We are excited that something as mundane as going to the mall could seem so exciting, and we're even more excited about exploring more around the area!

Friday, November 11, 2011

water for sunsets

We finally got a car AND the insurance to drive it, so we have been trying to leave the base every day, if only for a little bit, so we can get to know our way around Misawa. It's been getting dark at 4:30 in the afternoon, so we don't have a lot of daylight once school is over, but we've have fun exploring!

Today, we had three missions. First, find the hundred yen store (which turned out to be awesome!), the McDonald's (which is WAY better than any McDonald's in the states), and the beach.

I was so proud of myself that I successfully navigated us to the store, to the McDonald's, AND to the beach...until we actually got to the beach. After the tsunami, the Japanese began building breaker walls because of the crazy undertows and the damage to the beaches. We could smell the salt air and the fish at the port, but there was no ocean in sight.

We decided to try and drive up the coast to see if we could find beach access. Twenty-eight km later, we still had no luck. We found a few areas that used to be access points, but are now closed to the public. We decided to be intrepid and continue on, and we finally found a wharf. From there, we could see the ocean! My wish to touch the Pacific Ocean from its Asian boundaries will have to wait, but at least I've seen it now!

On the way back to Misawa, we were lucky enough to be able to watch the sun set. We found a few spots that were so breathtaking, we had to pull over and shoot some photos!!

While we didn't get to walk along the beach, our day of exploration ended up being a great time!

Thursday, November 3, 2011


Well, our rush to jump into local culture continued when we got into our first Japanese car accident today. Now, let me preface this by telling you that nobody was hurt and we were not the ones driving.

We were on the way back to school from lunch and got into a bit of a fender bender. This was nothing unique, but what happened afterward was truly Japanese. See, when a driver in Misawa needs to make a phone call, which isn't allowed while driving, they simply and stop the car and make the call. Note, I didn't say they pull over and make the call. They often just stop in the middle of the street. So it's understandable that the lady whose car was hit stayed put in the street for twenty minutes while waiting for the police rather than pulling to the side.

When the police finally came, they directed the involved cars into a nearby parking lot to get them out of the way...and then proceeded to park the police car right in the street. It was at least entertaining watching all the traffic coming from four directions trying to maneuver around it.

Wednesday, November 2, 2011


So we have realized that while many aspects of life over here are similar to what we were used to in the states, there are differences we never expected.

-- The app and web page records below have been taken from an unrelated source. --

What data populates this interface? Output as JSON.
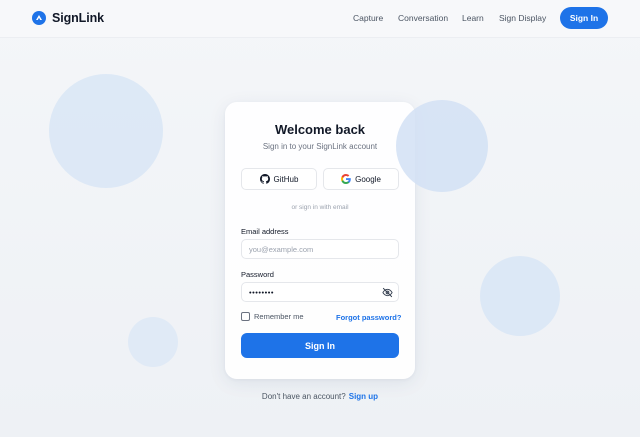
{
  "header": {
    "brand": "SignLink",
    "nav": [
      "Capture",
      "Conversation",
      "Learn",
      "Sign Display"
    ],
    "signin_label": "Sign In"
  },
  "card": {
    "title": "Welcome back",
    "subtitle": "Sign in to your SignLink account",
    "github_label": "GitHub",
    "google_label": "Google",
    "divider": "or sign in with email",
    "email_label": "Email address",
    "email_placeholder": "you@example.com",
    "password_label": "Password",
    "password_value": "••••••••",
    "remember_label": "Remember me",
    "forgot_label": "Forgot password?",
    "submit_label": "Sign In"
  },
  "footer": {
    "prompt": "Don't have an account?",
    "signup_label": "Sign up"
  },
  "colors": {
    "accent": "#1e73e8"
  },
  "icons": {
    "logo": "hand-arrow-icon",
    "github": "github-icon",
    "google": "google-icon",
    "password_toggle": "eye-off-icon"
  }
}
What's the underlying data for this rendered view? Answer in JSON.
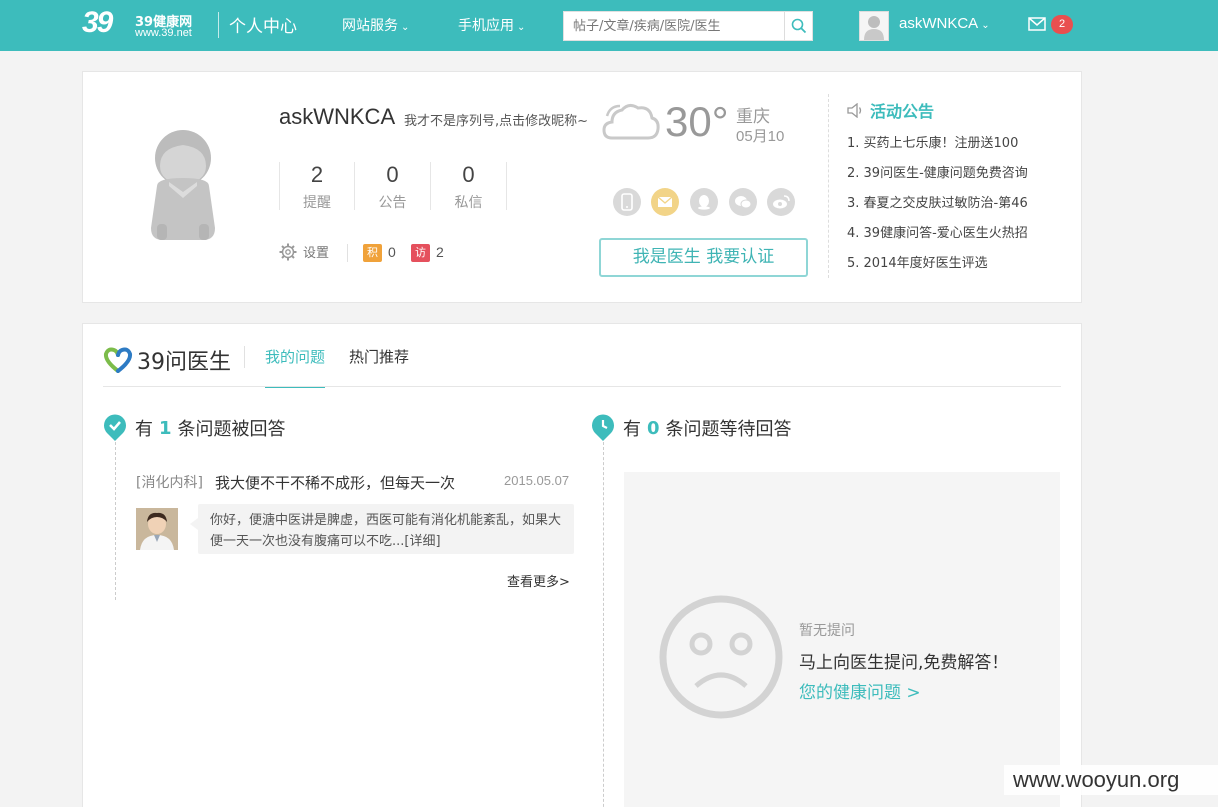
{
  "header": {
    "logo_num": "39",
    "logo_name": "39健康网",
    "logo_url": "www.39.net",
    "center_title": "个人中心",
    "nav": [
      {
        "label": "网站服务"
      },
      {
        "label": "手机应用"
      }
    ],
    "search_placeholder": "帖子/文章/疾病/医院/医生",
    "username": "askWNKCA",
    "mail_count": "2"
  },
  "profile": {
    "name": "askWNKCA",
    "tip": "我才不是序列号,点击修改昵称~",
    "stats": [
      {
        "num": "2",
        "label": "提醒"
      },
      {
        "num": "0",
        "label": "公告"
      },
      {
        "num": "0",
        "label": "私信"
      }
    ],
    "settings_label": "设置",
    "points_tag": "积",
    "points_value": "0",
    "visits_tag": "访",
    "visits_value": "2",
    "tag_colors": {
      "points": "#f0a23a",
      "visits": "#e5505d"
    }
  },
  "weather": {
    "temp": "30°",
    "city": "重庆",
    "date": "05月10"
  },
  "doctor_button": "我是医生 我要认证",
  "announcements": {
    "title": "活动公告",
    "items": [
      "1. 买药上七乐康！注册送100",
      "2. 39问医生-健康问题免费咨询",
      "3. 春夏之交皮肤过敏防治-第46",
      "4. 39健康问答-爱心医生火热招",
      "5. 2014年度好医生评选"
    ]
  },
  "questions": {
    "logo_text": "39问医生",
    "tabs": [
      {
        "label": "我的问题"
      },
      {
        "label": "热门推荐"
      }
    ],
    "answered": {
      "prefix": "有",
      "count": "1",
      "suffix": "条问题被回答",
      "item": {
        "category": "[消化内科]",
        "title": "我大便不干不稀不成形，但每天一次",
        "date": "2015.05.07",
        "reply": "你好，便溏中医讲是脾虚，西医可能有消化机能紊乱，如果大便一天一次也没有腹痛可以不吃...[详细]"
      },
      "more": "查看更多>"
    },
    "waiting": {
      "prefix": "有",
      "count": "0",
      "suffix": "条问题等待回答",
      "empty_1": "暂无提问",
      "empty_2": "马上向医生提问,免费解答！",
      "empty_link": "您的健康问题 >"
    }
  },
  "watermark": "www.wooyun.org",
  "colors": {
    "accent": "#3dbcbc",
    "badge": "#e94f4f"
  }
}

Take for instance driving. We knew to expect cars to drive on the opposite side of the street, but didn't realize that this would affect us in so many ways. When crossing the street, I never realized how engrained in my mind it was to look to the the left, and then to the right in order to cross. You do that here and you are road kill! Looking right first is the way to ensure safe crossing. Then there are the drive-thru windows. Never did it enter our minds that one would go around a drive-thru clockwise!

When entering a building that has multiple doors, you enter on the left and always walk on the left side of the sidewalk to keep traffic flowing.

Another thing that is different is the signs! The stop signs look like the yield signs you would see back in the states, and then we kept seeing this sign all over the place.

What looks similar to the "illegal immigrant" signs you'd find all over southern California, or maybe a warning that people might be running and to watch out for them, this is simply an exit sign.

We have learned a lot in just a few days on how to live here, and we still have a lot to learn!!